“It was moving to be in the place of my ancestors,” said Dr. Hull. “It was an overwhelming experience.”
An obstetrics gynecology doctor, Hull mostly practiced general medicine, with an emphasis in tropical diseases, while in Guinea Bissau. She said she was surprised that virtually everyone suffers pain. The women, in particular, feel chronic pain, since they carry water and firewood to their homes and they handwash clothes.
West Africans frequently suffer from high blood pressure and diabetes. The doctors also saw cases of river blindness, which is cases by a worm that swims around in your eye. If observe closely enough, you can see the worm. Everybody, without fail, was given a chewable dewormer pill.
Without proper laboratory testing, the doctors rely on their interpretation of the symptoms, like old school doctors, to diagnose and prescribe. Before starting the clinics, veteran Lighthouse Medical Missions doctors give a crash course on tropical medicine to practitioners new to Africa.
Dr. Hull flew out with the team Aug. 6. “It’s been an amazing experience,” she said. To participate in a medical mission, click on Africa medical missions.
This article appeared in the SantaMonica.Patch.com on April 5.
When I was kid, I felt sorry for myself intensely. When bigger kids pushed me around and my mom wouldn’t go out and make it right, I gloated on my woes. Self-pity has been an evil that has plagued me even up to the present.

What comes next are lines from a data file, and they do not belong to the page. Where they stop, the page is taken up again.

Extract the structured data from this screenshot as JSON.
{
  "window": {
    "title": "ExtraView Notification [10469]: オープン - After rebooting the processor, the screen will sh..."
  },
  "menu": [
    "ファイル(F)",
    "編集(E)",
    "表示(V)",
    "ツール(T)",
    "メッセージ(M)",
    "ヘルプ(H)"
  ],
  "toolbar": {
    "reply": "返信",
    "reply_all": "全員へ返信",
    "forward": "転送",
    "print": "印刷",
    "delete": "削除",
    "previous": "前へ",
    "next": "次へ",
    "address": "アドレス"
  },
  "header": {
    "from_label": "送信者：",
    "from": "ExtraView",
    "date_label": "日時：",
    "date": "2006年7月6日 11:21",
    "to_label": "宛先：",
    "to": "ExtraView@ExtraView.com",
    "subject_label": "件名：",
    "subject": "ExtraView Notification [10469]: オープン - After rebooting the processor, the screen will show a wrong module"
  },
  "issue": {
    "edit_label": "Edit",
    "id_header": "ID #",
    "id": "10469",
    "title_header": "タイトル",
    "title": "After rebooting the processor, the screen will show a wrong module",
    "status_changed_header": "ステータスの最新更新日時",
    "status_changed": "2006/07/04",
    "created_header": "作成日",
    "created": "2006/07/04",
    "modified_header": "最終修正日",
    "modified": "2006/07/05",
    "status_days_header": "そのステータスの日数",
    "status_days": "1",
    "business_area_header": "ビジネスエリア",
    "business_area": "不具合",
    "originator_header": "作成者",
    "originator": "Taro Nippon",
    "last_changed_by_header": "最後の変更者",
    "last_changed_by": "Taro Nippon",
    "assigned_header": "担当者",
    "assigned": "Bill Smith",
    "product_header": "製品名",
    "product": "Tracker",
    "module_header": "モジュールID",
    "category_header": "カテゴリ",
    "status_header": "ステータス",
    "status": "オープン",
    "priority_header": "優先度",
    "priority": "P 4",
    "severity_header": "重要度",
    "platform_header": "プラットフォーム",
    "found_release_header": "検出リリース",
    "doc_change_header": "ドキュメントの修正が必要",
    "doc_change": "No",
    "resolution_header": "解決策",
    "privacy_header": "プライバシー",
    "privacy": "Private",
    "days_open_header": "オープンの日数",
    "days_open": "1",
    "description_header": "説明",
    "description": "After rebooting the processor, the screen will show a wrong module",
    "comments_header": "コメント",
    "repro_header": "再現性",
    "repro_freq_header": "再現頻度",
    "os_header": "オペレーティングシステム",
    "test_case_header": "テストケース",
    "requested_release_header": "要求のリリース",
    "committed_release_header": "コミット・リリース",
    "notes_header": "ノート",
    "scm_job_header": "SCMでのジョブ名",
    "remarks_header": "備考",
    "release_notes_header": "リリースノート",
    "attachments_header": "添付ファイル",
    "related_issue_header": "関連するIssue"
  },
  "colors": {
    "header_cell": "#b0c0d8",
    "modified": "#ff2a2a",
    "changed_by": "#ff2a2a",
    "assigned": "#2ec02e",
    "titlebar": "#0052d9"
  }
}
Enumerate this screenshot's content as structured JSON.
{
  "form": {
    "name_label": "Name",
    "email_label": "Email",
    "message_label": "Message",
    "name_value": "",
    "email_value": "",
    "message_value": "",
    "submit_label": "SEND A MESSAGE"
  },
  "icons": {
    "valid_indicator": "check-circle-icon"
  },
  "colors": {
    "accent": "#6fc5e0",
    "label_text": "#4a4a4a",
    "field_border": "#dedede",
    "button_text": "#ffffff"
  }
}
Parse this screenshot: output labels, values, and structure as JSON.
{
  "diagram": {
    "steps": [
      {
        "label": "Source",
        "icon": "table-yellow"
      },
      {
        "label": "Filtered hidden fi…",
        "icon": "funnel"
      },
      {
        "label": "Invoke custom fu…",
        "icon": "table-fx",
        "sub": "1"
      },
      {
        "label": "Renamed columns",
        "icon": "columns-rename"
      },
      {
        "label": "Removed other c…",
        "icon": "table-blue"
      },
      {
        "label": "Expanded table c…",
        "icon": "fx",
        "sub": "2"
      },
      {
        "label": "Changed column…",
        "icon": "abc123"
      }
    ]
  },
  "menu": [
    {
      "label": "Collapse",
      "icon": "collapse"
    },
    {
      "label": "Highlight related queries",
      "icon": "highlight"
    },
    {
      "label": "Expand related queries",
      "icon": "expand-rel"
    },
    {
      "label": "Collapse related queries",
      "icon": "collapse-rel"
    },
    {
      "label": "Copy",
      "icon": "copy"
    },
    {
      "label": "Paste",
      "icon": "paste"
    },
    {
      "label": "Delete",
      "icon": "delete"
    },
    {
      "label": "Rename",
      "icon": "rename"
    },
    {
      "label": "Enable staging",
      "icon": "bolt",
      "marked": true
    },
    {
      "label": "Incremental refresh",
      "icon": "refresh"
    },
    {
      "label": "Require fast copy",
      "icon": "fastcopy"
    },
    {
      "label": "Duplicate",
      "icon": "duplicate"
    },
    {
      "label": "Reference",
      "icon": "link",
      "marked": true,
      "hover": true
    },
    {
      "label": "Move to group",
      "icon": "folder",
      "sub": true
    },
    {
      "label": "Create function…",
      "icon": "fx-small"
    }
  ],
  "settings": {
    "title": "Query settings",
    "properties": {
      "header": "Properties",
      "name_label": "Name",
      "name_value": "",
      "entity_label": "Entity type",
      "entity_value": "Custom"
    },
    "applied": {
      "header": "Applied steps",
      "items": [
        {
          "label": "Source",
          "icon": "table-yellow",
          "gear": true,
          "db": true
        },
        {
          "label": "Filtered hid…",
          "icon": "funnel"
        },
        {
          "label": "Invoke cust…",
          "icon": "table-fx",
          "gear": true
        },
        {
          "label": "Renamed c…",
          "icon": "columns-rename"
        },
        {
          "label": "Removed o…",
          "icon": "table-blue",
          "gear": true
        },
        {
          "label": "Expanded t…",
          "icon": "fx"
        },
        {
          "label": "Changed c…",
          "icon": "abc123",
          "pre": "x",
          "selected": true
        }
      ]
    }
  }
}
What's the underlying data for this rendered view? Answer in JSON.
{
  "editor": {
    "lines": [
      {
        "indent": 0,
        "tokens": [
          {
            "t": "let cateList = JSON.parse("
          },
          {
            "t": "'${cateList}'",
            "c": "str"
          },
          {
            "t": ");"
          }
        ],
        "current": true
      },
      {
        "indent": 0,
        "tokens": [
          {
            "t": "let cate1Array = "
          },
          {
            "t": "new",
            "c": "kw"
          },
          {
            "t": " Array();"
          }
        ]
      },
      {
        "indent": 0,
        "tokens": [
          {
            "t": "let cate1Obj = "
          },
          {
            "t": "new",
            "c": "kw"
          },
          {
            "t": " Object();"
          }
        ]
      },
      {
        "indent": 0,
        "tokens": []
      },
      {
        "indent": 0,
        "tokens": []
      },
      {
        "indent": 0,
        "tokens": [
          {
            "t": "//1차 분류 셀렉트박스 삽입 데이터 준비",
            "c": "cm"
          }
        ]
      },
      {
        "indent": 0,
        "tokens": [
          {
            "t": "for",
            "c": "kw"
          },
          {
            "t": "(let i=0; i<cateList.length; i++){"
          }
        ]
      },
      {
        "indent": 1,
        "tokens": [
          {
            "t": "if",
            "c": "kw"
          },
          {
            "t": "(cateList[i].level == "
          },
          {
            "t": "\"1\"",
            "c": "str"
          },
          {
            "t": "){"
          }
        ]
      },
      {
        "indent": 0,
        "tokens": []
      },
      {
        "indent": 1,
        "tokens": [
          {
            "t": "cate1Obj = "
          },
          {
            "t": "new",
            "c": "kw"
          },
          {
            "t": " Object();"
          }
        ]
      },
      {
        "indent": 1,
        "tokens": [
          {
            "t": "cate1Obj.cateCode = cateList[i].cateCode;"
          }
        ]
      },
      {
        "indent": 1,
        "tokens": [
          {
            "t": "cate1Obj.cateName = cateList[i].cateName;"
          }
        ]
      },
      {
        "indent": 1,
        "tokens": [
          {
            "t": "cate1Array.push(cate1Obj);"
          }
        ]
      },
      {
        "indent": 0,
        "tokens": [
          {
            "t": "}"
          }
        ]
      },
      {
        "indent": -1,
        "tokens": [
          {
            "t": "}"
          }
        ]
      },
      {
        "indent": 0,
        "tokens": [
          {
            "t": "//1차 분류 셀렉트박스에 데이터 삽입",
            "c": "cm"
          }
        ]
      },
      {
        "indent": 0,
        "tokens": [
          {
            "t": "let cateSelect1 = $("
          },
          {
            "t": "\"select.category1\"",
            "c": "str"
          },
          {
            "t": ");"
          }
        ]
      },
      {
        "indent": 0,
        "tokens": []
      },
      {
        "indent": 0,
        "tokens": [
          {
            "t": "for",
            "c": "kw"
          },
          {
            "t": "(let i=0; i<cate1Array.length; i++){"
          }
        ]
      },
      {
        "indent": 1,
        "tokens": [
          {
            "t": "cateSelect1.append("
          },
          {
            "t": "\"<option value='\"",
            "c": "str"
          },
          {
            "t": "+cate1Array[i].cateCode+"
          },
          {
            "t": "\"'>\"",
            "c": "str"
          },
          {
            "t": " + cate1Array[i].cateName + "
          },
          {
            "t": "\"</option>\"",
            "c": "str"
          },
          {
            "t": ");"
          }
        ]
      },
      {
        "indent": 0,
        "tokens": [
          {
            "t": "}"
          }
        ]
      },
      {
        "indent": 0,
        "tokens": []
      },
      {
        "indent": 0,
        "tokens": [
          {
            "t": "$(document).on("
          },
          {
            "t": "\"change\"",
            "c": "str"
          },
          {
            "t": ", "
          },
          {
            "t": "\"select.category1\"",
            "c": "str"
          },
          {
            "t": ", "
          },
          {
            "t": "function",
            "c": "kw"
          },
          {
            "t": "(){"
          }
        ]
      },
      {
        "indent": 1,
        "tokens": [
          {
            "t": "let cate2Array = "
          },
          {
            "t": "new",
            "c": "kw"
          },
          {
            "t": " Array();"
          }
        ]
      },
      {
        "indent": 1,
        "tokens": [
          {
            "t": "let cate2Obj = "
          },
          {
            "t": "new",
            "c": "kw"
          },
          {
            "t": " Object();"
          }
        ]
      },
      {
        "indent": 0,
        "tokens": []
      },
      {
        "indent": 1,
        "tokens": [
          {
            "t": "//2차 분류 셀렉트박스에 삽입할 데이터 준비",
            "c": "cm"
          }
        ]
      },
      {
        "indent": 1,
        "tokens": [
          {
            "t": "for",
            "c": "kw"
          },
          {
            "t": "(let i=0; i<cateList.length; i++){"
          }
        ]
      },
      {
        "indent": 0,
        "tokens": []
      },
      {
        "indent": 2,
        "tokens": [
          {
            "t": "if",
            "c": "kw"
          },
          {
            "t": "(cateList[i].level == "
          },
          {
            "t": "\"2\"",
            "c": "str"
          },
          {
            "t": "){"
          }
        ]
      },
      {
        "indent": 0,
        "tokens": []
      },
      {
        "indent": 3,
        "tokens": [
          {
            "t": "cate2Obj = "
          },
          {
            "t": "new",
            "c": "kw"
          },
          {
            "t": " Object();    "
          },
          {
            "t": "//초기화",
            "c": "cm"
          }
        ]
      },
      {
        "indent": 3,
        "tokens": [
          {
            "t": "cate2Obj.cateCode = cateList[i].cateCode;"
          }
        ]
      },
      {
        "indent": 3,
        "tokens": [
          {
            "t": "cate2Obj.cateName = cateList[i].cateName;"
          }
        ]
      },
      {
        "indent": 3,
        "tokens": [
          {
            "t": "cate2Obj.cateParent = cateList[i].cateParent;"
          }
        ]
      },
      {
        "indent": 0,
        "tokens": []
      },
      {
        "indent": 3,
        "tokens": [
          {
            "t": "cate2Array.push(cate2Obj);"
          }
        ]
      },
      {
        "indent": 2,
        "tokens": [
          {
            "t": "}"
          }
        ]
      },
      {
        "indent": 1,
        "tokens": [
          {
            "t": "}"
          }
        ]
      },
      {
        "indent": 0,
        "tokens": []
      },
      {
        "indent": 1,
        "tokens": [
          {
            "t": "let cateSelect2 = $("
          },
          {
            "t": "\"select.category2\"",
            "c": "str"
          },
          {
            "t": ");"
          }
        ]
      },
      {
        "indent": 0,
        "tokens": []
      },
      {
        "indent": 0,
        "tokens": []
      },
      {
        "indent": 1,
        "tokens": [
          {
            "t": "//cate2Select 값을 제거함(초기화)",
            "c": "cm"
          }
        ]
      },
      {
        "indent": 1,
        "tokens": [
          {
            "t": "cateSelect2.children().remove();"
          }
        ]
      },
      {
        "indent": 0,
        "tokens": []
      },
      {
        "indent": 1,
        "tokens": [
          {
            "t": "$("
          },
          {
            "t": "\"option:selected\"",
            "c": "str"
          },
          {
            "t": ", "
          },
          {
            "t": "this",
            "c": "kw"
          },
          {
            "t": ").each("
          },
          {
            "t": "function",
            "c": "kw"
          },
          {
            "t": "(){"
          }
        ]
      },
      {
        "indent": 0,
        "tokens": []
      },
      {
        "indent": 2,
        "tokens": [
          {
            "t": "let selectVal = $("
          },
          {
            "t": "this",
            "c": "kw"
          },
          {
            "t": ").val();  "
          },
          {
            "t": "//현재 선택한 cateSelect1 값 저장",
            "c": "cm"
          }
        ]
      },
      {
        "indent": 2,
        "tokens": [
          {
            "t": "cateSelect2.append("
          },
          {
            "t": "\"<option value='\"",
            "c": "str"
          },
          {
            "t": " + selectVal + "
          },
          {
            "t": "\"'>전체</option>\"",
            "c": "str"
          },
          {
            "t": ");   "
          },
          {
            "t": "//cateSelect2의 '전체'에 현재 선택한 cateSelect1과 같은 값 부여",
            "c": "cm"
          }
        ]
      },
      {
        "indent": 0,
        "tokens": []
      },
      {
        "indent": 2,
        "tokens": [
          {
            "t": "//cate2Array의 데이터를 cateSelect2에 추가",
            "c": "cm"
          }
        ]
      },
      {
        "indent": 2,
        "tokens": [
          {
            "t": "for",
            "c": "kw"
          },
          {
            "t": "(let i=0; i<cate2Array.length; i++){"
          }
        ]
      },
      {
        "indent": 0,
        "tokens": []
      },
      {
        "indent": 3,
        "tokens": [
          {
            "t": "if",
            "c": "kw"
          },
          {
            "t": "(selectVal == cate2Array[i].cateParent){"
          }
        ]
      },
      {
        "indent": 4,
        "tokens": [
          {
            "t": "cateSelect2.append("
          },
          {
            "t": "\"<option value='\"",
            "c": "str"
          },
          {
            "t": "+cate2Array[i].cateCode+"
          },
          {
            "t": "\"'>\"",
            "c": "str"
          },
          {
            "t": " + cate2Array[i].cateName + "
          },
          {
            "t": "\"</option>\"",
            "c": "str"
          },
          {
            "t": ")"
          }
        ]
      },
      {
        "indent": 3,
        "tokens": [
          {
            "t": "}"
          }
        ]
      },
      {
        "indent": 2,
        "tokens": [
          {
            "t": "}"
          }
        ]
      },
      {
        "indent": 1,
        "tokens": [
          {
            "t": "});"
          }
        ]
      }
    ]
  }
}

The good thing is that she has a twin called Compassion. As with many “evils,” you can flip them and make them good. When I took aptitude tests in high school, I scored low or average on everything — but they didn’t even measure the deep well of gifting God had given me. Compassion and empathy have driven years of successful ministry. Feeling others’ pain keeps me in prayer.
Self-aggrandizement is a wicked
motivation to get in ministry. The only true calling is serving others. Consider the contrast: Jesus reflects on the hungry multitudes, “I have compassion on them.” The disciples reflect harsh realities, “And where are we gonna get the money to feed them???” (Matt 15 32 – 39).
Are you more like Christ or his disciples? The case is all the worse if you realize the disciples HAD the money to buy enough food (Luke 8:3) — they just were selfish! Compassionlessness is ugly.
So if you suffer from self-pity, don’t despair. Just turn your eyes outward, and you’ll become a marvelously effective servant of God/ of humanity!